Page and application data records:
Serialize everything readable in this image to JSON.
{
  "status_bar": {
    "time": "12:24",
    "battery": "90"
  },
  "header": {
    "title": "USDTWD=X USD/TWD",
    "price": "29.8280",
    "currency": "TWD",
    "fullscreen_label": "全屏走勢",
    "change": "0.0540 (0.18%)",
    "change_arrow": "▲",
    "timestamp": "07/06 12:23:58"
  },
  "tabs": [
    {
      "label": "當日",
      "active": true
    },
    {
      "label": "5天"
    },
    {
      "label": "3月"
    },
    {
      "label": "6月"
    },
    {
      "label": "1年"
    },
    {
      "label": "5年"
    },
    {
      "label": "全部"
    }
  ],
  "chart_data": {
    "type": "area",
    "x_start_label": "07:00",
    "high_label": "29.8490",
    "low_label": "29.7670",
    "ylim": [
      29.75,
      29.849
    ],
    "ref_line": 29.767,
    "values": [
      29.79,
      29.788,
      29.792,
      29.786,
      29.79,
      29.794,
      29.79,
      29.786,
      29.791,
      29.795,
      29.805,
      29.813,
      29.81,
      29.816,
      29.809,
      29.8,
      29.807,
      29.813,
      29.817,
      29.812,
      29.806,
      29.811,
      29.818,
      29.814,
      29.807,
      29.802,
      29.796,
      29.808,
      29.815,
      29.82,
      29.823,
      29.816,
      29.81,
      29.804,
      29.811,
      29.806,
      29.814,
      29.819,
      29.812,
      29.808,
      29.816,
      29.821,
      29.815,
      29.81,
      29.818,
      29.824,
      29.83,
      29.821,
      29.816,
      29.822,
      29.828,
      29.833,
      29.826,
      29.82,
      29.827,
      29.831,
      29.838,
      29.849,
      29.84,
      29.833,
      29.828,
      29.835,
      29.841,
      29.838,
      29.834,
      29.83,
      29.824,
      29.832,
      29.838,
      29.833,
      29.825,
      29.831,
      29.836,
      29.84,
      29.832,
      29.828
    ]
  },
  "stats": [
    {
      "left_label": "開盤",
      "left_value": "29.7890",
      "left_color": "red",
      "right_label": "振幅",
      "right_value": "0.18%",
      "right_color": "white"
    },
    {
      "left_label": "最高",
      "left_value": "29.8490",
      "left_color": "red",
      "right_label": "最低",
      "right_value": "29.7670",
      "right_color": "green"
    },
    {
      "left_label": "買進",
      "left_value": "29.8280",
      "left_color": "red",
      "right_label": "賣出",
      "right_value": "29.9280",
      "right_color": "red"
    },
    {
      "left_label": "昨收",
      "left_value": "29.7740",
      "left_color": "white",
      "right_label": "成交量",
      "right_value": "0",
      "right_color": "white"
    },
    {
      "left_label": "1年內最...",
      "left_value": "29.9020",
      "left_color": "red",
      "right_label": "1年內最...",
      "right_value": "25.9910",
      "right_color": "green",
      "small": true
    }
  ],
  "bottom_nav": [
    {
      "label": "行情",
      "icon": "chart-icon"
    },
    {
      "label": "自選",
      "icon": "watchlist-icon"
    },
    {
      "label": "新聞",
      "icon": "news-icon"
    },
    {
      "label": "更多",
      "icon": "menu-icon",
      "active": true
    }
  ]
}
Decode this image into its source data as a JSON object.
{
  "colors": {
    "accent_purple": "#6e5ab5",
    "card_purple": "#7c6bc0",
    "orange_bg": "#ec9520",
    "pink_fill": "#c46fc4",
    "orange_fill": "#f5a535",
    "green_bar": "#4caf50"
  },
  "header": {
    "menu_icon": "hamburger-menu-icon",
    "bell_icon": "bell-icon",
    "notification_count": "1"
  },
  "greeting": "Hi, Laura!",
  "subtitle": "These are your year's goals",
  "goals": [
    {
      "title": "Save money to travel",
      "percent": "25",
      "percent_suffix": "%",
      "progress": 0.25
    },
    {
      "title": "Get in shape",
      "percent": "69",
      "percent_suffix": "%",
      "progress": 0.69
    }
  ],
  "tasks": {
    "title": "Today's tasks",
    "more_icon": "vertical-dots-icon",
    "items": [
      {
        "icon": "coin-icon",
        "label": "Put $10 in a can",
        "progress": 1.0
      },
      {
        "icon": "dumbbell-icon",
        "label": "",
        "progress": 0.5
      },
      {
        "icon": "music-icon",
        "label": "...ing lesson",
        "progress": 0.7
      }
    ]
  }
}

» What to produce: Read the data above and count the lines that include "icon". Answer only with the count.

» Answer for the task: 10